Updated: Dec 30, 2020
For my #teacherpc2019 Day 3, I had many positive experiences with students to sift through when determining what to share today. It's possible that some of these will be the focus of future posts. However, as I reflected on my interactions with staff in the same day, I decided that what really makes May #aMAYzing is the teachers and staff who show up every day to do a difficult and often misunderstood job. Teachers and school staff, in my opinion, are truly America's unsung heroes. To fully understand the magnitude of their superpowers, you would have to step into their shoes for a day. I'm pretty sure that many non-educators wouldn't be able to hack it for even 60 minutes. To give you some insight, here are a few things that public school teachers and staff experience on a daily basis:
1. Physical and verbal assault by students. For example, just yesterday I am aware of three instances of students in my school having outbursts that had the potential for physical injury to staff. In two of these instances students threw shoes. In one instance, a student threw a chair. They missed on all three occasions. Keep in mind, these are only the instances that came to my attention. Most likely there were other incidents on that same day. Additionally, on a daily basis teachers are insulted and disrespected by students. For perspective, imagine yourself in your non-education work setting having shoes thrown at you twice and a chair flung across the room, all in one day. Imagine being called stupid, having people shout, "No!" at you when you make a request or having people blatantly refuse to do what you've asked them to do. Yep, that's teacher life.
2. Having to sacrifice teaching time at the altar of state testing. UGH. Just UGH. It is so disheartening how much time in the classroom is taken up with testing. (NOTE: More testing is not equal to higher achievement.) Especially during the 4th quarter of school, our students are taking tests easily as much or more than they are engaging in learning experiences. This is difficult and draining to teachers who would actually (this should come as no surprise) rather be TEACHING!
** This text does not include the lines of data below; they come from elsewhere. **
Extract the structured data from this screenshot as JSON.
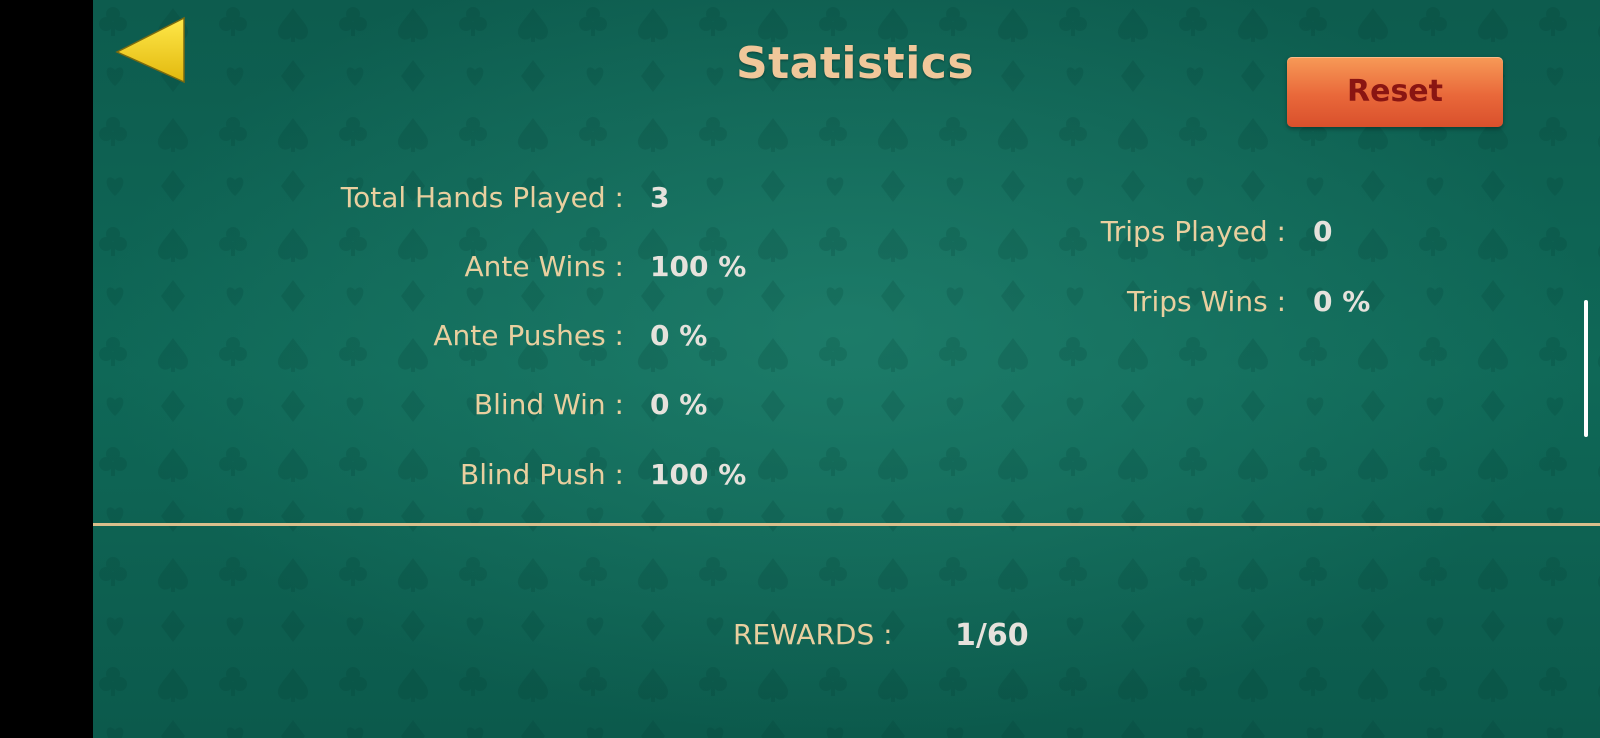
{
  "header": {
    "title": "Statistics",
    "back_icon": "back-arrow-icon",
    "reset_label": "Reset"
  },
  "stats_left": [
    {
      "label": "Total Hands Played :",
      "value": "3"
    },
    {
      "label": "Ante Wins :",
      "value": "100 %"
    },
    {
      "label": "Ante Pushes :",
      "value": "0 %"
    },
    {
      "label": "Blind Win :",
      "value": "0 %"
    },
    {
      "label": "Blind Push :",
      "value": "100 %"
    }
  ],
  "stats_right": [
    {
      "label": "Trips Played :",
      "value": "0"
    },
    {
      "label": "Trips Wins :",
      "value": "0 %"
    }
  ],
  "rewards": {
    "label": "REWARDS :",
    "value": "1/60"
  },
  "colors": {
    "felt": "#0f6857",
    "title": "#f0c79a",
    "label": "#e9cf9f",
    "value": "#e6e2dc",
    "reset_button": "#e9683a",
    "reset_text": "#8a1512",
    "back_arrow": "#f2d21b",
    "divider": "#d9bf8c"
  }
}
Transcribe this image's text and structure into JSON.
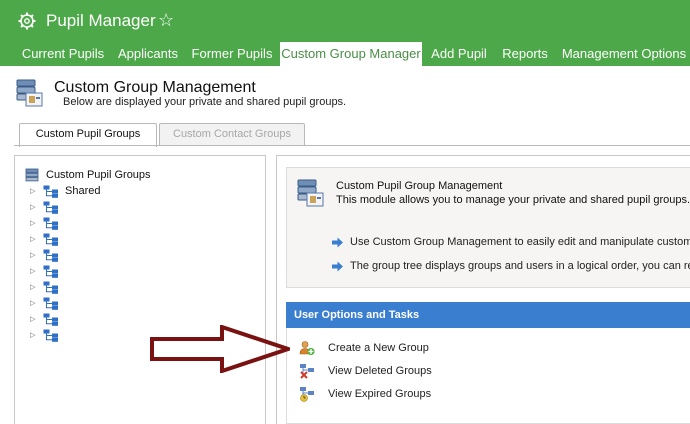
{
  "app": {
    "title": "Pupil Manager",
    "icon": "gear-icon",
    "favorite_icon": "star-outline-icon"
  },
  "nav": {
    "tabs": [
      {
        "label": "Current Pupils",
        "active": false
      },
      {
        "label": "Applicants",
        "active": false
      },
      {
        "label": "Former Pupils",
        "active": false
      },
      {
        "label": "Custom Group Manager",
        "active": true
      },
      {
        "label": "Add Pupil",
        "active": false
      },
      {
        "label": "Reports",
        "active": false
      },
      {
        "label": "Management Options",
        "active": false
      }
    ]
  },
  "page": {
    "title": "Custom Group Management",
    "subtitle": "Below are displayed your private and shared pupil groups."
  },
  "subtabs": [
    {
      "label": "Custom Pupil Groups",
      "active": true
    },
    {
      "label": "Custom Contact Groups",
      "active": false
    }
  ],
  "tree": {
    "root_label": "Custom Pupil Groups",
    "nodes": [
      {
        "label": "Shared"
      },
      {
        "label": ""
      },
      {
        "label": ""
      },
      {
        "label": ""
      },
      {
        "label": ""
      },
      {
        "label": ""
      },
      {
        "label": ""
      },
      {
        "label": ""
      },
      {
        "label": ""
      },
      {
        "label": ""
      }
    ]
  },
  "info": {
    "title": "Custom Pupil Group Management",
    "description": "This module allows you to manage your private and shared pupil groups.",
    "bullets": [
      "Use Custom Group Management to easily edit and manipulate custom",
      "The group tree displays groups and users in a logical order, you can re"
    ]
  },
  "options": {
    "header": "User Options and Tasks",
    "tasks": [
      {
        "label": "Create a New Group",
        "icon": "add-group-icon"
      },
      {
        "label": "View Deleted Groups",
        "icon": "deleted-groups-icon"
      },
      {
        "label": "View Expired Groups",
        "icon": "expired-groups-icon"
      }
    ]
  },
  "colors": {
    "brand_green": "#4da849",
    "options_blue": "#3a7fcf",
    "arrow_red": "#7a1212",
    "active_tab_text": "#4a8d46"
  }
}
3. Guilt. Teacher guilt is a thing. It's a very insidious thing. What is teacher guilt? Well, it has many manifestations. First of all, it's the guilt that teachers feel when they feel like they are never able to do their job well or keep up with the myriad of demands placed upon them by federal and state government regulations, district requirements, etc. With more and more heaped on their plates and nothing taken off, teachers strain under this constant burden. Another common circumstance that elicits teacher guilt is when a teacher is sick OR (gasp!) when a teacher is planning to take a personal day off from work. Unlike most jobs where you can have a sick day or a personal day off and the work is waiting when you return, a teacher has to write lesson plans so that someone else can do their work for the day. This already tedious task is compounded by worries about how students will behave for the substitute. Just this week, I had two separate conversations with teachers who were in these situations. Instead of being able to focus on taking care of their own health issues or enjoying a planned personal day, their minds could not let go of worries about what would happen in their absence. This is very stressful.
This list could go on. I'll leave it here for now. I just want to go on record to say that one thing that really makes MAY (and every other month from August-April) #aMAYzing is the incredible FACT that teachers show up to do this very difficult job day after day. School administrators should be on their knees every morning in gratitude for their teachers showing up to work. Teachers are superheroes. Don't ever let anyone convince you to think otherwise.